Exemplars News: How important are partnerships in bolstering efforts to improving LF elimination efforts in India?

Dr. Neeraj Dhingra: MDA is a huge exercise covering more than 600 million people in the country. Public health systems have their own strengths in reaching a large population base, but areas like advocacy and behavior change are strengths of other agencies and partners. Therefore, a collaborative approach works best whereby the strengths of each are leveraged to reach the common desired goal. We involve various government departments like the Woman and Child Development Department, the Panchayati Raj institutions, the Education Department, etc. We also have partnerships with various research institutions, like the Indian Council of Medical Research. We engage with politicians, bureaucrats and government, and multiple organizations supported by the WHO and the Bill & Melinda Gates Foundation to achieve the end result.

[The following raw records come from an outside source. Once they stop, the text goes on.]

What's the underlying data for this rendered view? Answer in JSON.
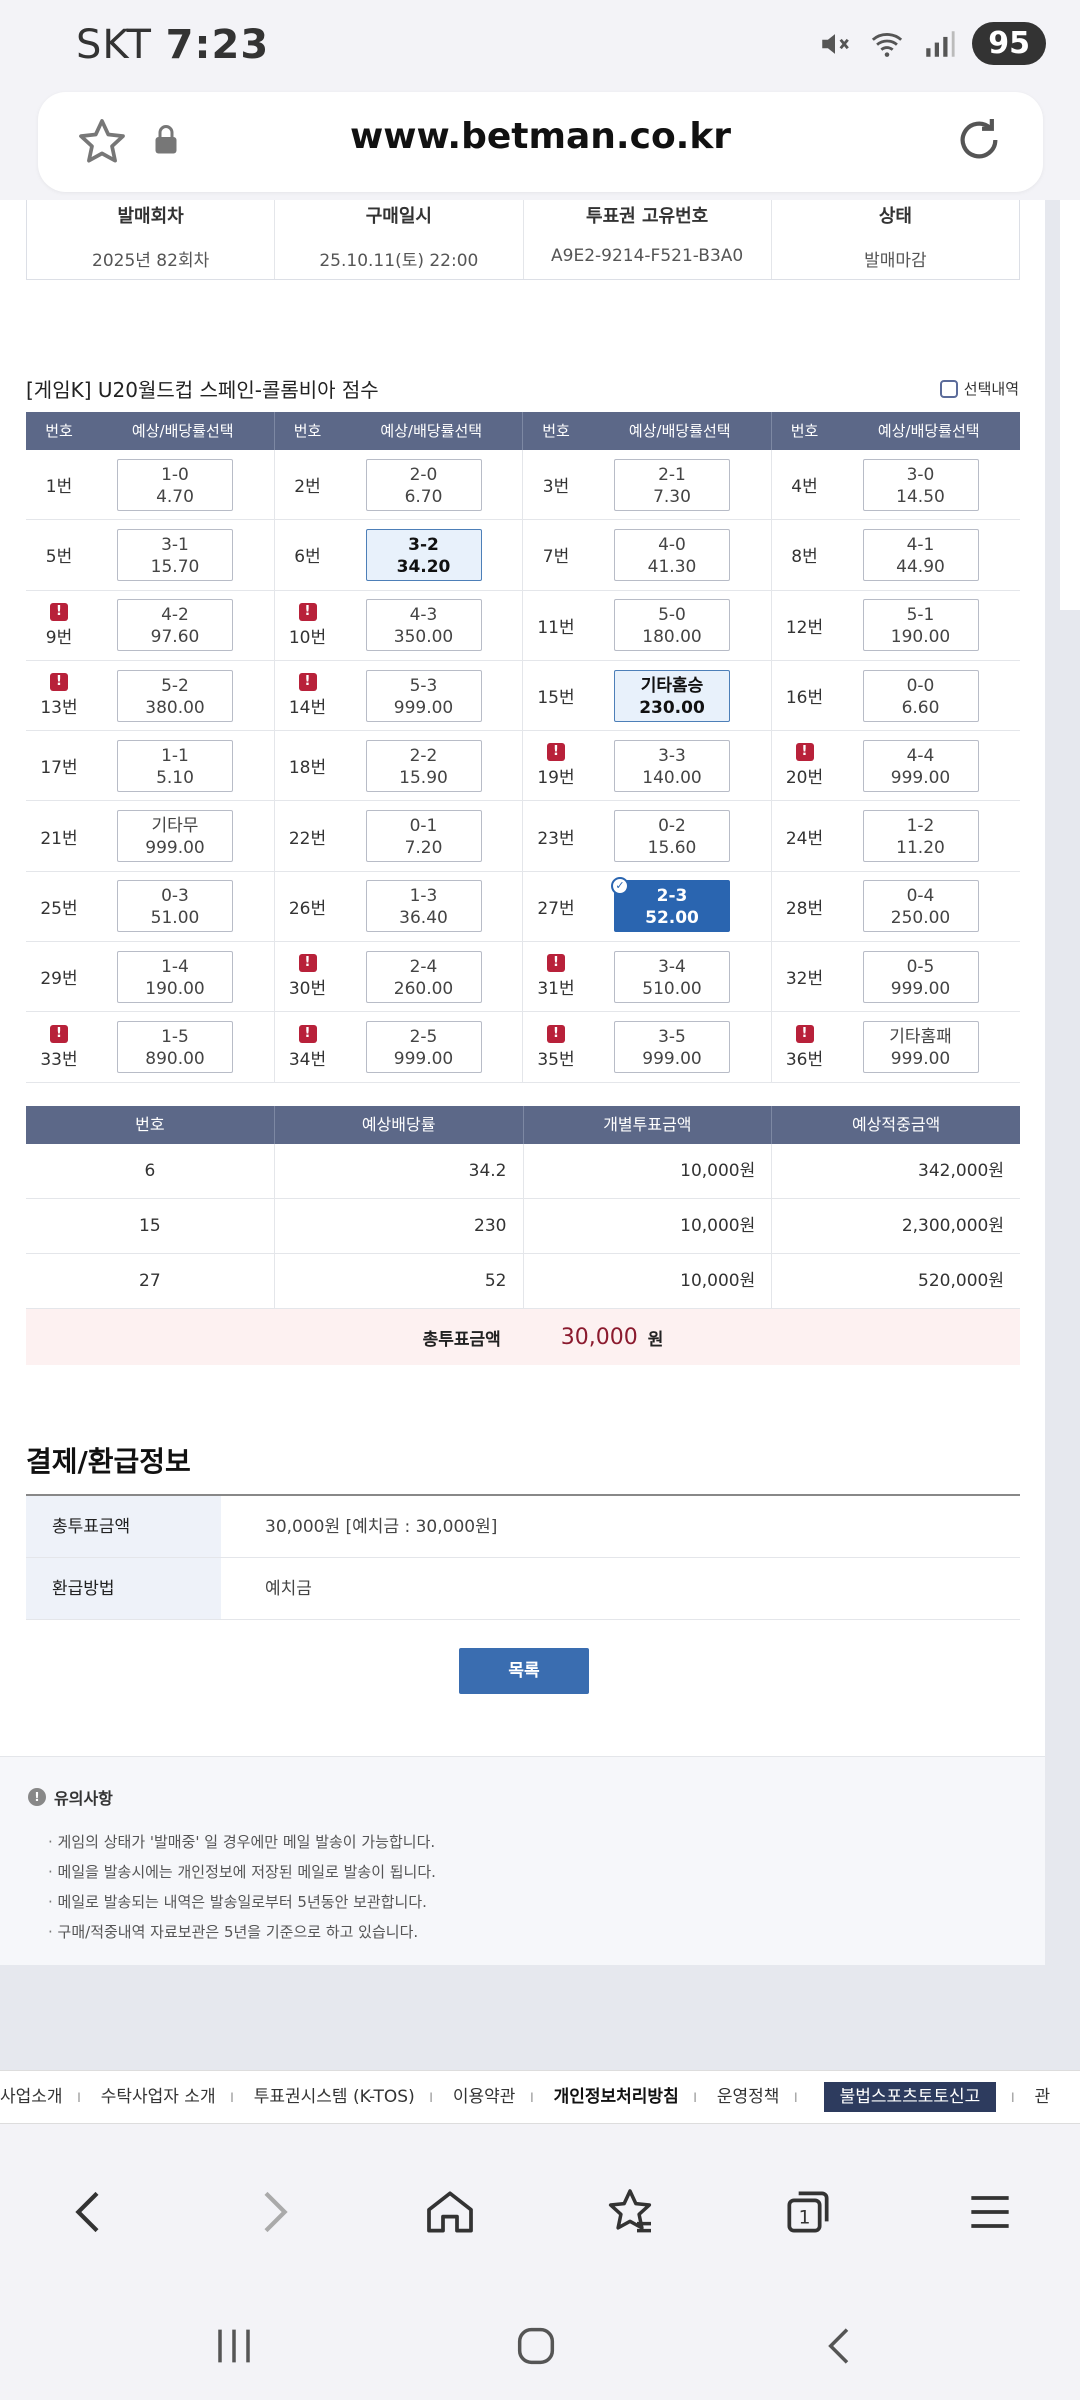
{
  "status": {
    "carrier": "SKT",
    "time": "7:23",
    "battery": "95"
  },
  "browser": {
    "url": "www.betman.co.kr"
  },
  "info": {
    "headers": [
      "발매회차",
      "구매일시",
      "투표권 고유번호",
      "상태"
    ],
    "values": [
      "2025년 82회차",
      "25.10.11(토) 22:00",
      "A9E2-9214-F521-B3A0",
      "발매마감"
    ]
  },
  "game": {
    "title": "[게임K] U20월드컵 스페인-콜롬비아 점수",
    "select_label": "선택내역",
    "col_no": "번호",
    "col_sel": "예상/배당률선택"
  },
  "grid": [
    [
      {
        "no": "1번",
        "s": "1-0",
        "o": "4.70"
      },
      {
        "no": "2번",
        "s": "2-0",
        "o": "6.70"
      },
      {
        "no": "3번",
        "s": "2-1",
        "o": "7.30"
      },
      {
        "no": "4번",
        "s": "3-0",
        "o": "14.50"
      }
    ],
    [
      {
        "no": "5번",
        "s": "3-1",
        "o": "15.70"
      },
      {
        "no": "6번",
        "s": "3-2",
        "o": "34.20",
        "st": "light"
      },
      {
        "no": "7번",
        "s": "4-0",
        "o": "41.30"
      },
      {
        "no": "8번",
        "s": "4-1",
        "o": "44.90"
      }
    ],
    [
      {
        "no": "9번",
        "s": "4-2",
        "o": "97.60",
        "w": true
      },
      {
        "no": "10번",
        "s": "4-3",
        "o": "350.00",
        "w": true
      },
      {
        "no": "11번",
        "s": "5-0",
        "o": "180.00"
      },
      {
        "no": "12번",
        "s": "5-1",
        "o": "190.00"
      }
    ],
    [
      {
        "no": "13번",
        "s": "5-2",
        "o": "380.00",
        "w": true
      },
      {
        "no": "14번",
        "s": "5-3",
        "o": "999.00",
        "w": true
      },
      {
        "no": "15번",
        "s": "기타홈승",
        "o": "230.00",
        "st": "light"
      },
      {
        "no": "16번",
        "s": "0-0",
        "o": "6.60"
      }
    ],
    [
      {
        "no": "17번",
        "s": "1-1",
        "o": "5.10"
      },
      {
        "no": "18번",
        "s": "2-2",
        "o": "15.90"
      },
      {
        "no": "19번",
        "s": "3-3",
        "o": "140.00",
        "w": true
      },
      {
        "no": "20번",
        "s": "4-4",
        "o": "999.00",
        "w": true
      }
    ],
    [
      {
        "no": "21번",
        "s": "기타무",
        "o": "999.00"
      },
      {
        "no": "22번",
        "s": "0-1",
        "o": "7.20"
      },
      {
        "no": "23번",
        "s": "0-2",
        "o": "15.60"
      },
      {
        "no": "24번",
        "s": "1-2",
        "o": "11.20"
      }
    ],
    [
      {
        "no": "25번",
        "s": "0-3",
        "o": "51.00"
      },
      {
        "no": "26번",
        "s": "1-3",
        "o": "36.40"
      },
      {
        "no": "27번",
        "s": "2-3",
        "o": "52.00",
        "st": "dark"
      },
      {
        "no": "28번",
        "s": "0-4",
        "o": "250.00"
      }
    ],
    [
      {
        "no": "29번",
        "s": "1-4",
        "o": "190.00"
      },
      {
        "no": "30번",
        "s": "2-4",
        "o": "260.00",
        "w": true
      },
      {
        "no": "31번",
        "s": "3-4",
        "o": "510.00",
        "w": true
      },
      {
        "no": "32번",
        "s": "0-5",
        "o": "999.00"
      }
    ],
    [
      {
        "no": "33번",
        "s": "1-5",
        "o": "890.00",
        "w": true
      },
      {
        "no": "34번",
        "s": "2-5",
        "o": "999.00",
        "w": true
      },
      {
        "no": "35번",
        "s": "3-5",
        "o": "999.00",
        "w": true
      },
      {
        "no": "36번",
        "s": "기타홈패",
        "o": "999.00",
        "w": true
      }
    ]
  ],
  "bet": {
    "headers": [
      "번호",
      "예상배당률",
      "개별투표금액",
      "예상적중금액"
    ],
    "rows": [
      [
        "6",
        "34.2",
        "10,000원",
        "342,000원"
      ],
      [
        "15",
        "230",
        "10,000원",
        "2,300,000원"
      ],
      [
        "27",
        "52",
        "10,000원",
        "520,000원"
      ]
    ],
    "total_label": "총투표금액",
    "total_amount": "30,000",
    "total_unit": "원"
  },
  "payment": {
    "title": "결제/환급정보",
    "rows": [
      {
        "label": "총투표금액",
        "value": "30,000원 [예치금 : 30,000원]"
      },
      {
        "label": "환급방법",
        "value": "예치금"
      }
    ],
    "list_button": "목록"
  },
  "notice": {
    "title": "유의사항",
    "items": [
      "게임의 상태가 '발매중' 일 경우에만 메일 발송이 가능합니다.",
      "메일을 발송시에는 개인정보에 저장된 메일로 발송이 됩니다.",
      "메일로 발송되는 내역은 발송일로부터 5년동안 보관합니다.",
      "구매/적중내역 자료보관은 5년을 기준으로 하고 있습니다."
    ]
  },
  "footer": {
    "items": [
      "사업소개",
      "수탁사업자 소개",
      "투표권시스템 (K-TOS)",
      "이용약관",
      "개인정보처리방침",
      "운영정책"
    ],
    "report": "불법스포츠토토신고",
    "tail": "관"
  },
  "colors": {
    "header": "#5c6888",
    "selected": "#2a65b0",
    "warning": "#b8213a",
    "total": "#8b1a2e"
  }
}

Exemplars News: How do you think this Exemplars study can be used by other Indian states or countries?

Dr. Neeraj Dhingra: India is a very large country, we have 36 states and union territories, but every state’s federal structure has its own methodology of doing field operations. The National Program has standard operating procedures, but the states adapt them to local contexts so that they reach out to the maximum population and ensure a high rate of coverage and compliance. This Exemplar study will try to establish the best practices by a subset of districts that have eliminated LF. These practices can be replicated in other districts and other parts of the country. With this Exemplar study, we will be able to identify the reasons and develop models which can be offered to other states. We can give them examples of what worked the best in these areas. What are the issues in the states which have not achieved this result? That will help them learn because it will be information coming right from the ground. In my opinion, the most important thing in this Exemplar study is what motivates the local field staff and the acceptance of the community of the drugs.

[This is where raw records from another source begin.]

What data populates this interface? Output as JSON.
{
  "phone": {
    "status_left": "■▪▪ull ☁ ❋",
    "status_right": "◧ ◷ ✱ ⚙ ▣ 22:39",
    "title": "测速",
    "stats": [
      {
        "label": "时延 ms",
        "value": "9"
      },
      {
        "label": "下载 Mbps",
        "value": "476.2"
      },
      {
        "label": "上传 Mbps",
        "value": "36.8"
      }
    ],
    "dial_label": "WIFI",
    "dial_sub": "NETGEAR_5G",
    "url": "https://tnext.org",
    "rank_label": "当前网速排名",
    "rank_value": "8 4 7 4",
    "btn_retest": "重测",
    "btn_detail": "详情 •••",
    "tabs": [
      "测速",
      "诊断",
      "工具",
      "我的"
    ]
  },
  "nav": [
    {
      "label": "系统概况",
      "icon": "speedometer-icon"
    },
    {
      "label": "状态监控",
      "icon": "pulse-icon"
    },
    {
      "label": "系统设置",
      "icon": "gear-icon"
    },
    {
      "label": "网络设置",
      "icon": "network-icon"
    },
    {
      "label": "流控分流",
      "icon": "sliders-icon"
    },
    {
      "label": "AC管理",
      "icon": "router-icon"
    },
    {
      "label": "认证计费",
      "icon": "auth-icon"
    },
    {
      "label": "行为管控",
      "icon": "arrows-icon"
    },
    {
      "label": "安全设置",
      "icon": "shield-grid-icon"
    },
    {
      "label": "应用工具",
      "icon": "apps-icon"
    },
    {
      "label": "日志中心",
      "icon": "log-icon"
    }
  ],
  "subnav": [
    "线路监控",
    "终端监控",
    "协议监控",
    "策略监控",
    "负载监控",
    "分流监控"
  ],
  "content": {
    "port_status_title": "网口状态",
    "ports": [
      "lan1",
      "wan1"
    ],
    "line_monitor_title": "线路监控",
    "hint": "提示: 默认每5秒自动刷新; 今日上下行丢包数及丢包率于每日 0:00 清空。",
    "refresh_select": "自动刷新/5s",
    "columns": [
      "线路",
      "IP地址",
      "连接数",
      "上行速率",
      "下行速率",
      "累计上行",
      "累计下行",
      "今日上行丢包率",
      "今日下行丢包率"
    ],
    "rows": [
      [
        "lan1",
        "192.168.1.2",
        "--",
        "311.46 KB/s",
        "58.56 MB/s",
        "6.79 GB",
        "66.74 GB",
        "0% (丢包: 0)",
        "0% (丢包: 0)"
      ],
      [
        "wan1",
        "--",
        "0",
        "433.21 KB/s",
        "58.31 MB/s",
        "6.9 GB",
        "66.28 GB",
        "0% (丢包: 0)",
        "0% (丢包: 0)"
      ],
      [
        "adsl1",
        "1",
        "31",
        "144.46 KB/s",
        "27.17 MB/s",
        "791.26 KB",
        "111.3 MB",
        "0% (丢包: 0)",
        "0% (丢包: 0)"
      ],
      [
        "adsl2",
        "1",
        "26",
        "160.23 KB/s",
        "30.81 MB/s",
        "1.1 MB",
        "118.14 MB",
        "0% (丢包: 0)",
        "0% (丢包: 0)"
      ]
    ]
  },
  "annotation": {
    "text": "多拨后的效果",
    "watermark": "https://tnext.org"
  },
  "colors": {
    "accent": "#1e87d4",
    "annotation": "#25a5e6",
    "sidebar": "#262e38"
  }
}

Exemplars News: What advice would you give other health leaders who want to implement this type of program?

Dr. Neeraj Dhingra: With MDA, communities are often apprehensive because of the number of tablets administered – up to eight tablets for an adult. The political leadership, the technical leadership, and the researchers all have to allay fears about the drugs and their side effects and show that the intervention is safe and will prevent morbidity. The community must be, thus, prepared to accept this intervention. Second is meticulous planning since these are large-scale campaigns. This can be achieved through rigorous micro-planning. That means states, districts and facilities have to plan everything in detail. Pre-MDA activities prior to administration of the drugs are critical and should be undertaken in a very meticulous manner and [must] follow timelines. If pockets of resistance are encountered anywhere during the pre-MDA phase, these should be addressed through appropriate behavior change strategies.

Exemplars News: Is there anything you wish you could have done differently or better?

Dr. Neeraj Dhingra: The main challenge we face in India is community and social mobilization, for which we need more involvement of the non-governmental organizations. We need more involvement of civil society organizations. As this is a mass campaign, reaching the last mile will not happen unless and until the non-governmental partners are engaged. They have been trying, and I think this is one sector which we need to engage and utilize more and better. Also, we need more funding for filariasis since it’s a neglected tropical disease, and the available funding is much less compared to other diseases like HIV or TB. Another aspect that needs to be strengthened is morbidity management since lymphatic filariasis is a chronic disease and results in the need for long-term care. There is no cure for filariasis once elephantiasis and lymphedema develop – such cases need to be provided long-term support.